Why is Ataturk so important?
Why is Ataturk so important?
Atatürk came to prominence for his role in securing the Ottoman Turkish victory at the Battle of Gallipoli (1915) during World War I. Following the defeat and dissolution of the Ottoman Empire, he led the Turkish National Movement, which resisted mainland Turkey’s partition among the victorious Allied powers.
What did Ataturk believe in?
Atatürk believed in freedom of religion, but he was a secular thinker and his concept of freedom of religion was not limitless. He differentiated between social and personal practice of religion. He applied social considerations (secular requirements) when the public practice of religion was considered.
Who was the founder of New Turkey?
The history of modern Turkey begins with the foundation of the republic on 29 October 1923, with Atatürk as its first president. The government was formed from the Ankara-based revolutionary group, led by Mustafa Kemal Atatürk and his colleagues.
Who was Ataturk quizlet?
Mustafa Kemal, Ataturk, was the first president of the Republic of Turkey from 1923. He inherited a Turkey in desperate need to modernize in order to survive in the fast paced 20th century.
What changes did Ataturk bring to Turkey?
Atatürk’s reforms made polygamy illegal, and became the only nation located in the Middle East that had abolished polygamy, which was officially criminalized with the adoption of the Turkish Civil Code in 1926, a milestone in Atatürk’s reforms. Penalties for illegal polygamy set up to 2 years imprisonment.
Who was Ataturk and what were his policies reforms?
What did Ataturk change in Turkey?
Atatürk’s reforms made polygamy illegal, and became the only nation located in the Middle East that had abolished polygamy, which was officially criminalized with the adoption of the Turkish Civil Code in 1926, a milestone in Atatürk’s reforms.
What was Turkey called before the Ottoman Empire?
Anatolia remained multi-ethnic until the early 20th century (see Rise of Nationalism under the Ottoman Empire). Its inhabitants were of varied ethnicities, including Turks, Armenians, Assyrians, Kurds, Greeks, French, and Italians (particularly from Genoa and Venice).
How did Ataturk modernize Turkey quizlet?
What ways did Ataturk try to modernize Turkey? Banned traditional dress; Women held office and vote; Latin not Arabic alphabet; Adopted the metric system. The ethnic group that makes up 20% of Turkey.
What changed in Turkey as a direct result of Ataturk’s efforts?

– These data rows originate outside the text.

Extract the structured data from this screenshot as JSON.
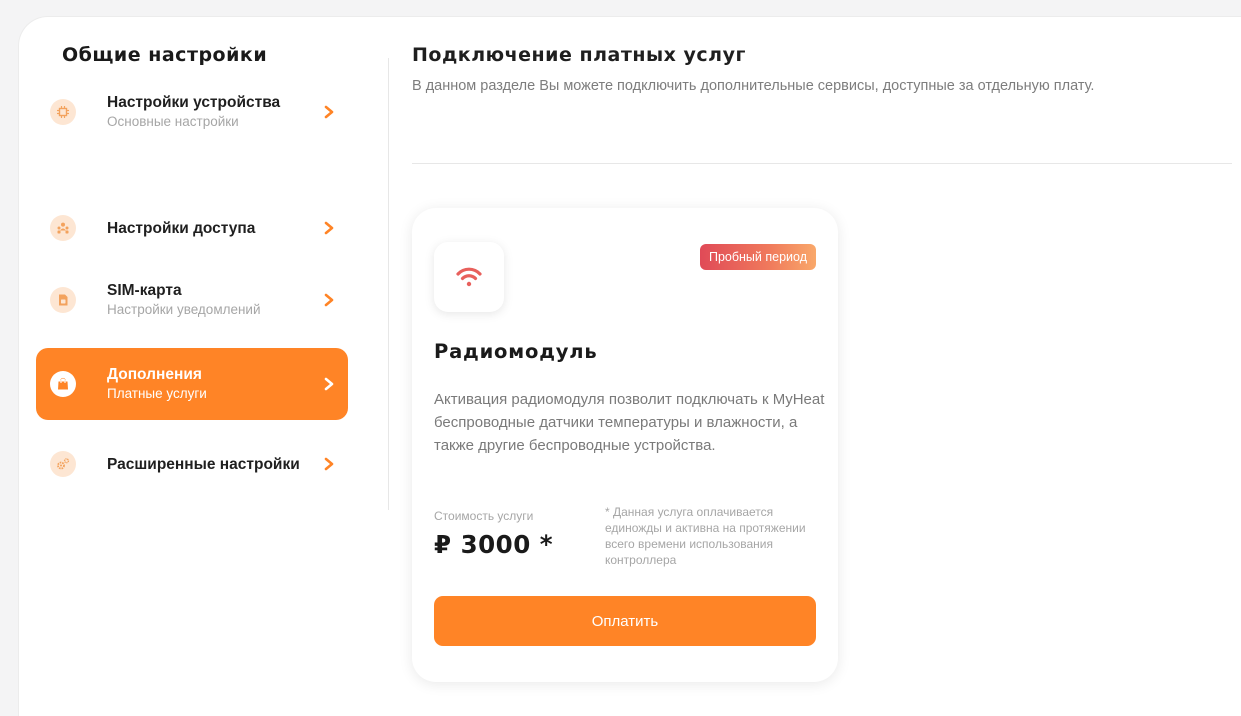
{
  "sidebar": {
    "title": "Общие настройки",
    "items": [
      {
        "label": "Настройки устройства",
        "sub": "Основные настройки",
        "icon": "chip-icon",
        "active": false
      },
      {
        "label": "Настройки доступа",
        "sub": "",
        "icon": "users-icon",
        "active": false
      },
      {
        "label": "SIM-карта",
        "sub": "Настройки уведомлений",
        "icon": "sim-card-icon",
        "active": false
      },
      {
        "label": "Дополнения",
        "sub": "Платные услуги",
        "icon": "shopping-bag-icon",
        "active": true
      },
      {
        "label": "Расширенные настройки",
        "sub": "",
        "icon": "gears-icon",
        "active": false
      }
    ]
  },
  "main": {
    "title": "Подключение платных услуг",
    "description": "В данном разделе Вы можете подключить дополнительные сервисы, доступные за отдельную плату."
  },
  "card": {
    "icon": "wifi-icon",
    "badge": "Пробный период",
    "title": "Радиомодуль",
    "description": "Активация радиомодуля позволит подключать к MyHeat беспроводные датчики температуры и влажности, а также другие беспроводные устройства.",
    "price_label": "Стоимость услуги",
    "price": "₽ 3000 *",
    "price_note": "* Данная услуга оплачивается единожды и активна на протяжении всего времени использования контроллера",
    "pay_label": "Оплатить"
  },
  "colors": {
    "accent": "#ff8426",
    "icon_bg": "#fde6d3",
    "wifi": "#e8605c",
    "badge_start": "#e04a57",
    "badge_end": "#f9a86a"
  }
}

What changed in Turkey as a direct result of Atatürk’s efforts? Turkey adopted a more modern Western orientation.
What policies did Ataturk implement?
The leading legal reforms instituted included a secular constitution (laïcité) with the complete separation of government and religious affairs, the replacement of Islamic courts and Islamic canon law with a secular civil code based on the Swiss Civil Code, and a penal code based on that of Italy (1924–37).
What was is the emblem of 6 principles of Ataturk?
Atatürk’s Six Main Principles symbolized by the Six Arrows.
What changed in Turkey as a direct result of Atatürk’s efforts?
Which action is most closely associated with Ataturk?
Atatürk (Mustafa Kemal) led a NATIONALIST movement that overthrew the sultan. A new Turkish republic was established.
Is Turkey secular or religious?
Turkey is officially a secular country with no official religion since the constitutional amendment in 1928 and later strengthened by Atatürk’s Reforms and the appliance of laicism by the country’s founder and first president Mustafa Kemal Atatürk on 5 February 1937.
When was Caliphate abolished in Turkey?
The Ottoman Caliphate, the world’s last widely recognized caliphate, was abolished on 3 March 1924 (27 Rajab 1342 AH) by decree of the Grand National Assembly of Turkey. The process was one of Atatürk’s reforms following the replacement of the Ottoman Empire with the Republic of Turkey.
What was Turkey before Turkey?
The country adopted this name after it declared independence in 1923 from the occupying Western powers. Over the centuries, Europeans have referred to firstly the Ottoman state and then to Turkiye by many names. But the name that has stuck most is the Latin “Turquia” and the more ubiquitous “Turkey.”